:: TASK REQUIREMENTS ::
List each line of the data in which the string "icons" appears.
[Start of Attachment]
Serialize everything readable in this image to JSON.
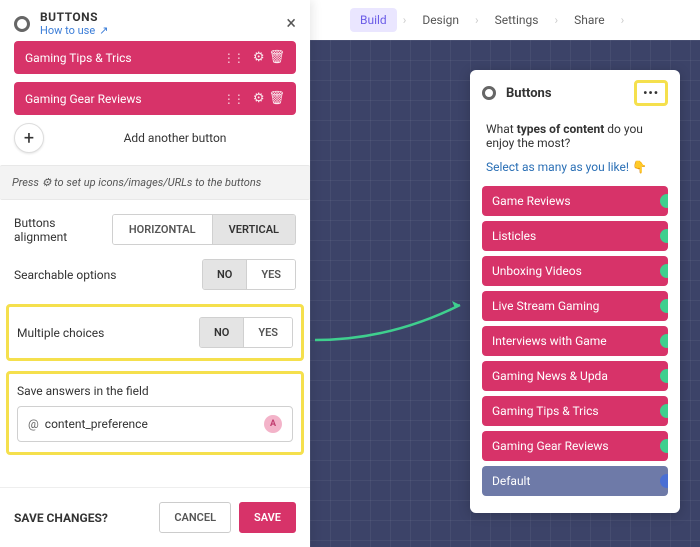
{
  "sidebar": {
    "title": "BUTTONS",
    "howToUse": "How to use",
    "buttons": [
      {
        "label": "Gaming Tips & Trics"
      },
      {
        "label": "Gaming Gear Reviews"
      }
    ],
    "addAnother": "Add another button",
    "hint": "Press ⚙ to set up icons/images/URLs to the buttons",
    "alignment": {
      "label": "Buttons alignment",
      "options": [
        "HORIZONTAL",
        "VERTICAL"
      ],
      "selected": "VERTICAL"
    },
    "searchable": {
      "label": "Searchable options",
      "options": [
        "NO",
        "YES"
      ],
      "selected": "NO"
    },
    "multiple": {
      "label": "Multiple choices",
      "options": [
        "NO",
        "YES"
      ],
      "selected": "YES"
    },
    "saveField": {
      "label": "Save answers in the field",
      "value": "content_preference",
      "badge": "A"
    },
    "footer": {
      "question": "SAVE CHANGES?",
      "cancel": "CANCEL",
      "save": "SAVE"
    }
  },
  "topbar": {
    "tabs": [
      "Build",
      "Design",
      "Settings",
      "Share"
    ],
    "active": "Build"
  },
  "card": {
    "title": "Buttons",
    "question_prefix": "What ",
    "question_bold": "types of content",
    "question_suffix": " do you enjoy the most?",
    "subtext": "Select as many as you like! 👇",
    "options": [
      "Game Reviews",
      "Listicles",
      "Unboxing Videos",
      "Live Stream Gaming",
      "Interviews with Game",
      "Gaming News & Upda",
      "Gaming Tips & Trics",
      "Gaming Gear Reviews"
    ],
    "defaultLabel": "Default"
  }
}
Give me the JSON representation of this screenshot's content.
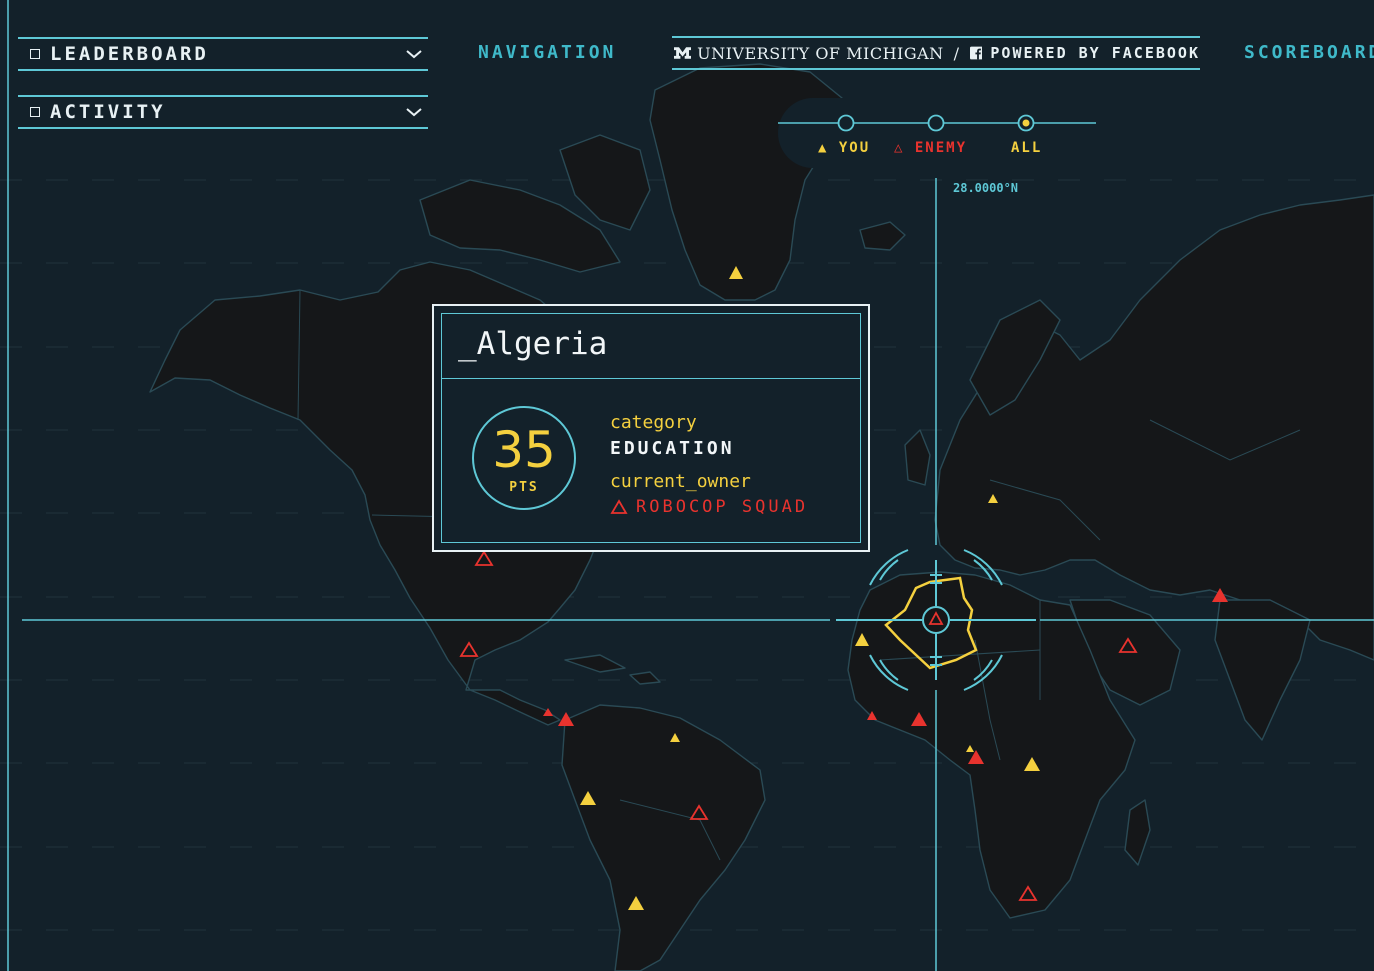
{
  "panels": {
    "leaderboard_label": "LEADERBOARD",
    "activity_label": "ACTIVITY"
  },
  "topnav": {
    "navigation_label": "NAVIGATION",
    "scoreboard_label": "SCOREBOARD",
    "university_label": "UNIVERSITY OF MICHIGAN",
    "separator": "/",
    "powered_label": "POWERED BY FACEBOOK"
  },
  "filters": {
    "you_label": "YOU",
    "enemy_label": "ENEMY",
    "all_label": "ALL",
    "selected": "ALL"
  },
  "coordinate_readout": "28.0000°N",
  "country_card": {
    "name": "_Algeria",
    "points": "35",
    "points_unit": "PTS",
    "category_key": "category",
    "category_value": "EDUCATION",
    "owner_key": "current_owner",
    "owner_value": "ROBOCOP SQUAD"
  },
  "colors": {
    "background": "#13212a",
    "land": "#151719",
    "accent_cyan": "#5ec8d6",
    "you_yellow": "#f4d03f",
    "enemy_red": "#e8332e",
    "text_white": "#e8f1f4"
  },
  "icons": {
    "university_logo": "block-m-icon",
    "facebook_logo": "facebook-icon",
    "you_marker": "filled-triangle-icon",
    "enemy_marker": "outline-triangle-icon",
    "dropdown": "chevron-down-icon",
    "collapse_box": "square-icon",
    "crosshair": "target-reticle-icon"
  }
}
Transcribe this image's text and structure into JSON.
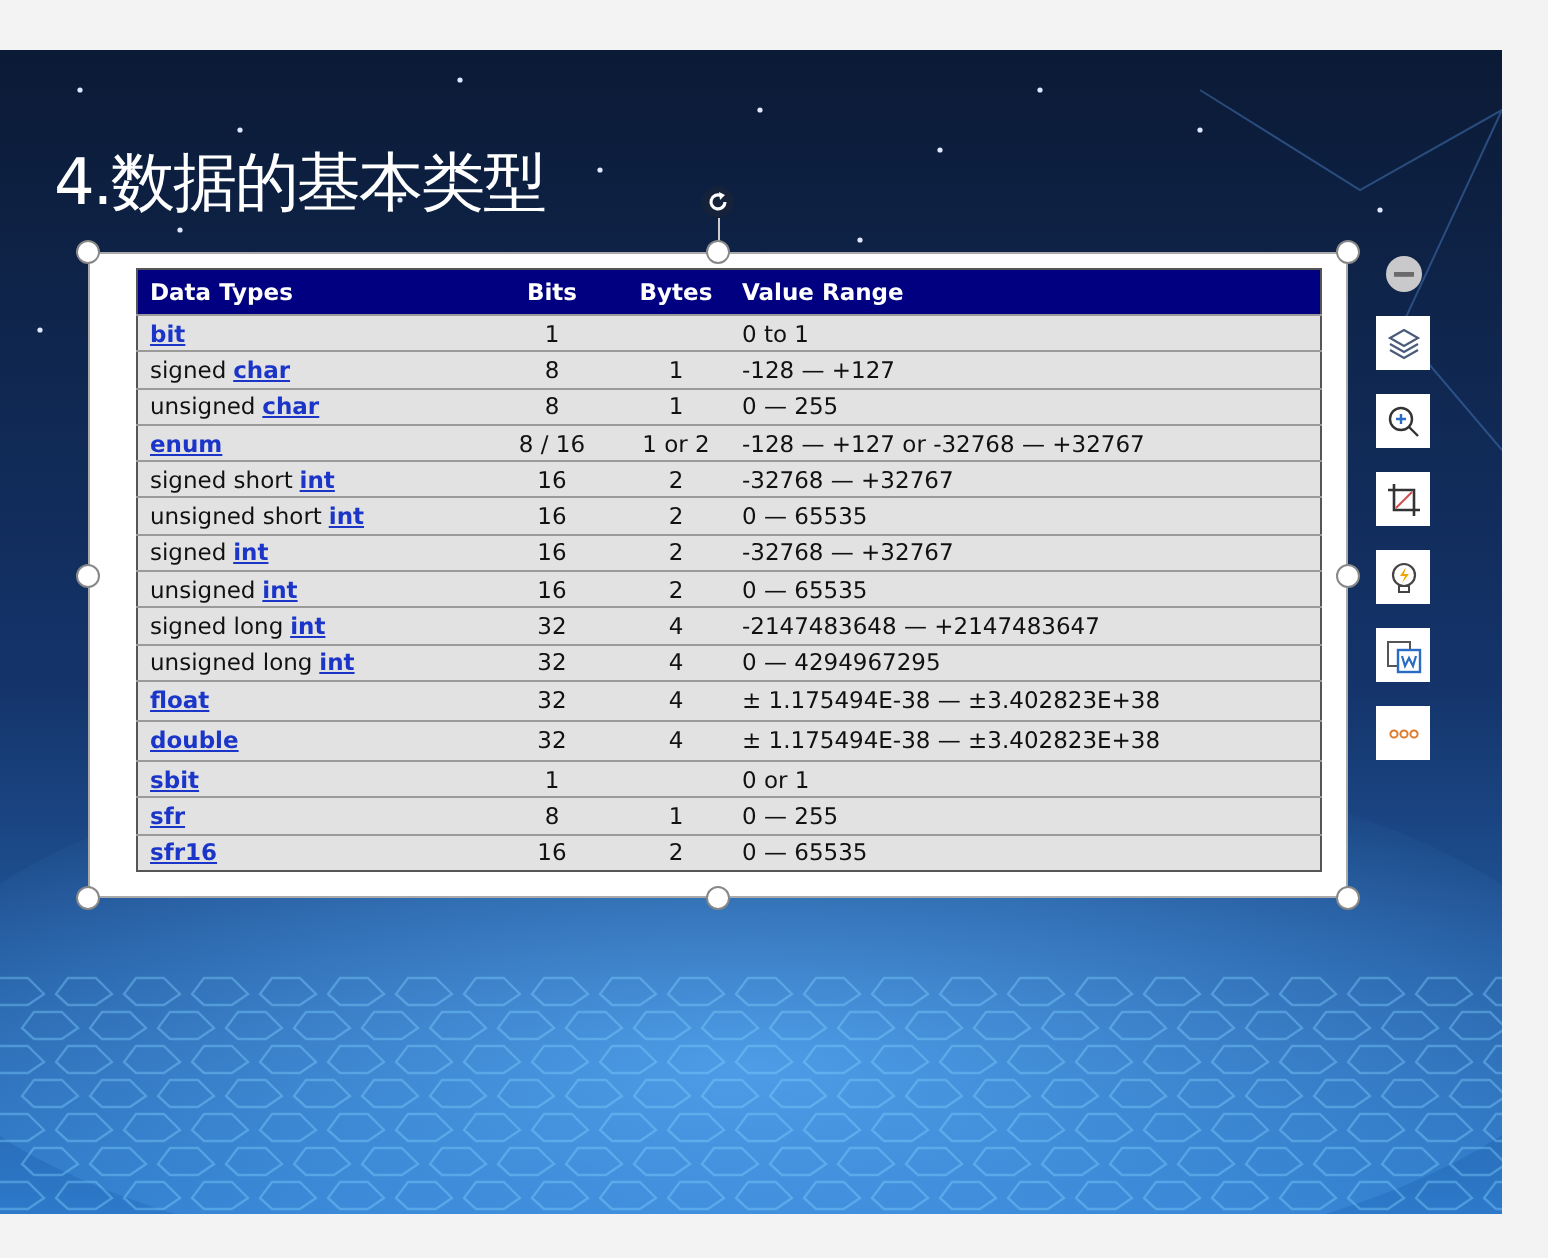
{
  "slide": {
    "title": "4.数据的基本类型"
  },
  "table": {
    "columns": [
      "Data Types",
      "Bits",
      "Bytes",
      "Value Range"
    ],
    "rows": [
      {
        "type": {
          "link": "bit"
        },
        "bits": "1",
        "range": "0 to 1"
      },
      {
        "type": {
          "prefix": "signed",
          "link": "char"
        },
        "bits": "8",
        "bytes": "1",
        "range": "-128 — +127"
      },
      {
        "type": {
          "prefix": "unsigned",
          "link": "char"
        },
        "bits": "8",
        "bytes": "1",
        "range": "0 — 255"
      },
      {
        "type": {
          "link": "enum"
        },
        "bits": "8 / 16",
        "bytes": "1 or 2",
        "range": "-128 — +127 or -32768 — +32767"
      },
      {
        "type": {
          "prefix": "signed short",
          "link": "int"
        },
        "bits": "16",
        "bytes": "2",
        "range": "-32768 — +32767"
      },
      {
        "type": {
          "prefix": "unsigned short",
          "link": "int"
        },
        "bits": "16",
        "bytes": "2",
        "range": "0 — 65535"
      },
      {
        "type": {
          "prefix": "signed",
          "link": "int"
        },
        "bits": "16",
        "bytes": "2",
        "range": "-32768 — +32767"
      },
      {
        "type": {
          "prefix": "unsigned",
          "link": "int"
        },
        "bits": "16",
        "bytes": "2",
        "range": "0 — 65535"
      },
      {
        "type": {
          "prefix": "signed long",
          "link": "int"
        },
        "bits": "32",
        "bytes": "4",
        "range": "-2147483648 — +2147483647"
      },
      {
        "type": {
          "prefix": "unsigned long",
          "link": "int"
        },
        "bits": "32",
        "bytes": "4",
        "range": "0 — 4294967295"
      },
      {
        "type": {
          "link": "float"
        },
        "bits": "32",
        "bytes": "4",
        "range": "± 1.175494E-38 — ±3.402823E+38"
      },
      {
        "type": {
          "link": "double"
        },
        "bits": "32",
        "bytes": "4",
        "range": "± 1.175494E-38 — ±3.402823E+38"
      },
      {
        "type": {
          "link": "sbit"
        },
        "bits": "1",
        "range": "0 or 1"
      },
      {
        "type": {
          "link": "sfr"
        },
        "bits": "8",
        "bytes": "1",
        "range": "0 — 255"
      },
      {
        "type": {
          "link": "sfr16"
        },
        "bits": "16",
        "bytes": "2",
        "range": "0 — 65535"
      }
    ]
  }
}
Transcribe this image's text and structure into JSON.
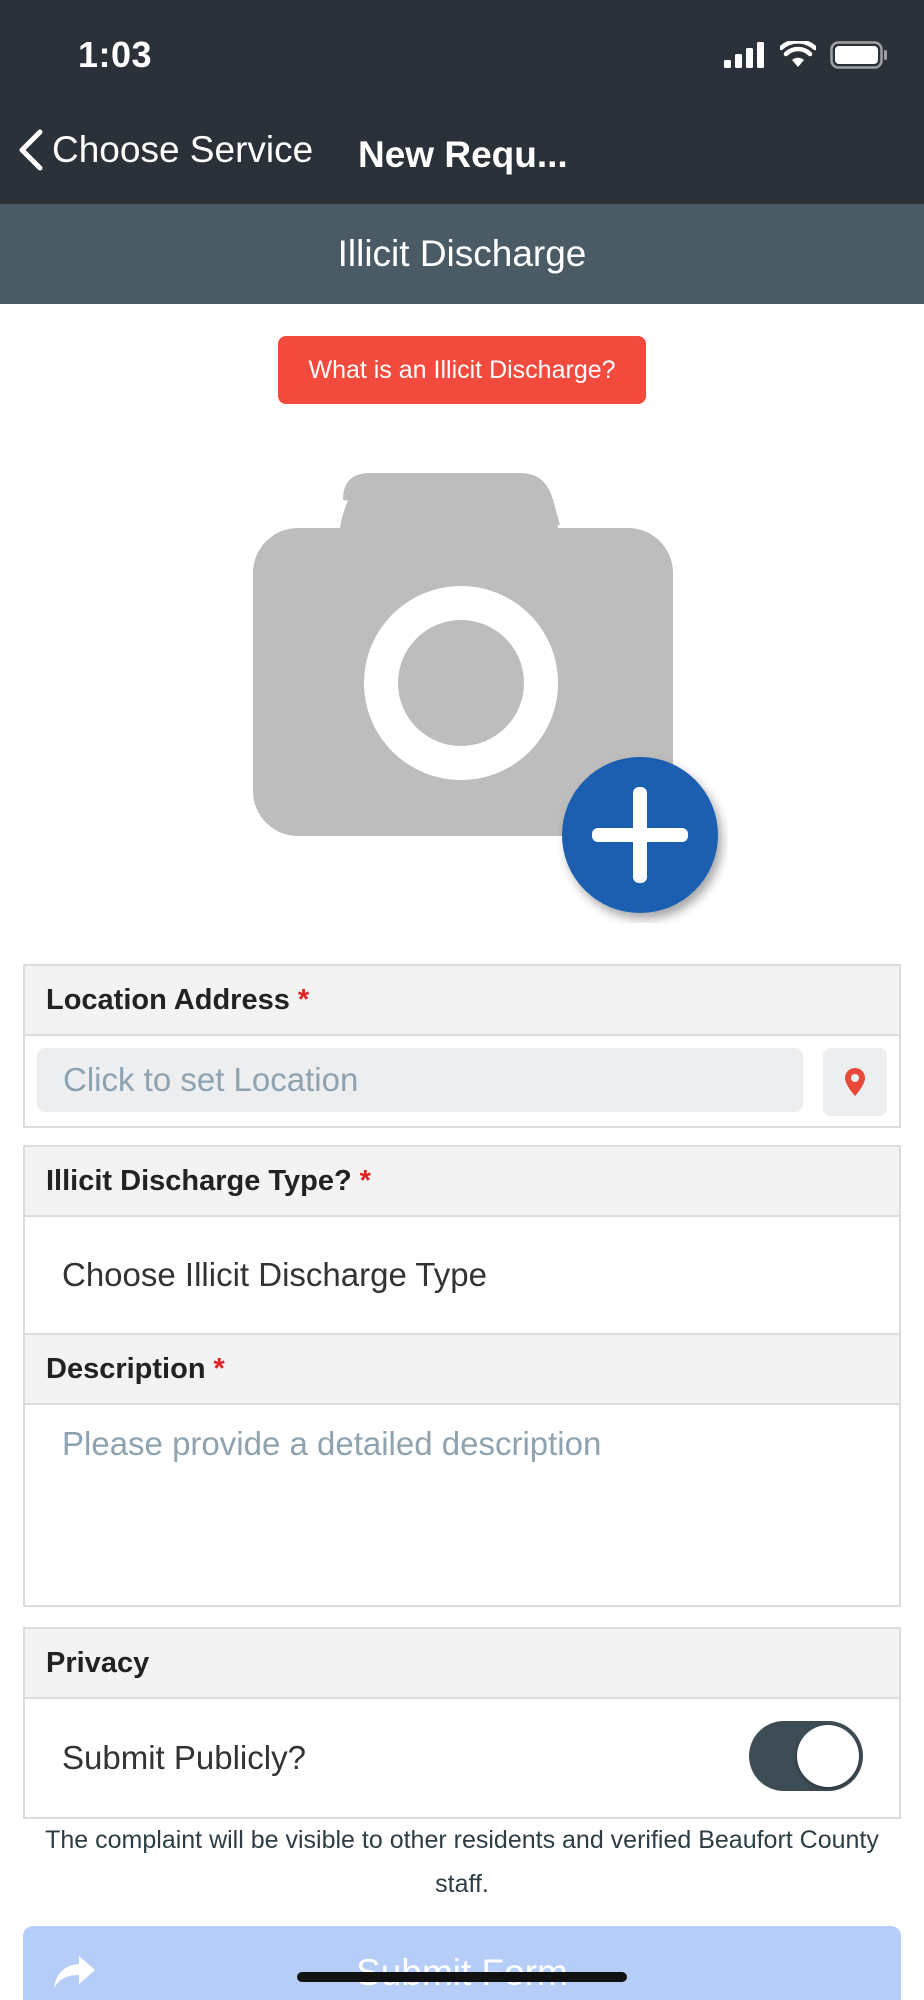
{
  "status_bar": {
    "time": "1:03"
  },
  "nav": {
    "back_label": "Choose Service",
    "title": "New Requ..."
  },
  "subheader": {
    "title": "Illicit Discharge"
  },
  "info_button": {
    "label": "What is an Illicit Discharge?"
  },
  "location": {
    "label": "Location Address",
    "required": "*",
    "placeholder": "Click to set Location"
  },
  "discharge_type": {
    "label": "Illicit Discharge Type?",
    "required": "*",
    "value": "Choose Illicit Discharge Type"
  },
  "description": {
    "label": "Description",
    "required": "*",
    "placeholder": "Please provide a detailed description"
  },
  "privacy": {
    "label": "Privacy",
    "toggle_label": "Submit Publicly?",
    "toggle_on": true
  },
  "privacy_note": "The complaint will be visible to other residents and verified Beaufort County staff.",
  "submit": {
    "label": "Submit Form"
  },
  "colors": {
    "nav_bg": "#2b3138",
    "subheader_bg": "#4a5b66",
    "info_button": "#f24a3c",
    "add_button": "#1b5fb0",
    "submit_bg": "#b6cef7"
  }
}
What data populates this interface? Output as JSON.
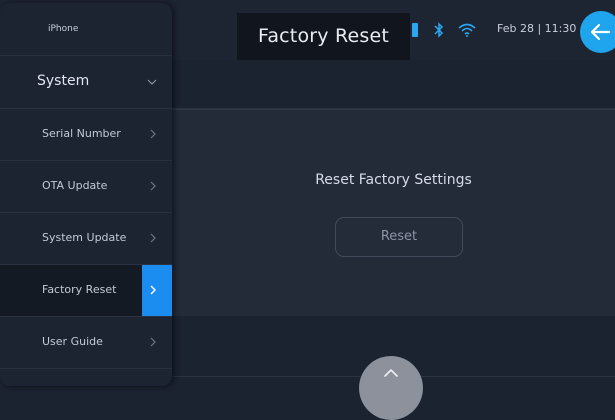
{
  "header": {
    "title": "Factory Reset",
    "date_time": "Feb 28 | 11:30",
    "icons": [
      "battery-icon",
      "bluetooth-icon",
      "wifi-icon"
    ],
    "back_icon": "arrow-left-icon"
  },
  "sidebar": {
    "device": "iPhone",
    "section": {
      "label": "System",
      "expanded": true
    },
    "items": [
      {
        "label": "Serial Number",
        "active": false
      },
      {
        "label": "OTA Update",
        "active": false
      },
      {
        "label": "System Update",
        "active": false
      },
      {
        "label": "Factory Reset",
        "active": true
      },
      {
        "label": "User Guide",
        "active": false
      }
    ]
  },
  "main": {
    "title": "Reset Factory Settings",
    "reset_label": "Reset"
  },
  "colors": {
    "accent": "#1b8df0",
    "back_button": "#1fa4ee",
    "background": "#1b2230",
    "panel": "#232a38"
  }
}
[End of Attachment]
:: TASK SOLUTION ::
    "hint": "Press ⚙ to set up icons/images/URLs to the buttons",
  "icons": {
    "icons": [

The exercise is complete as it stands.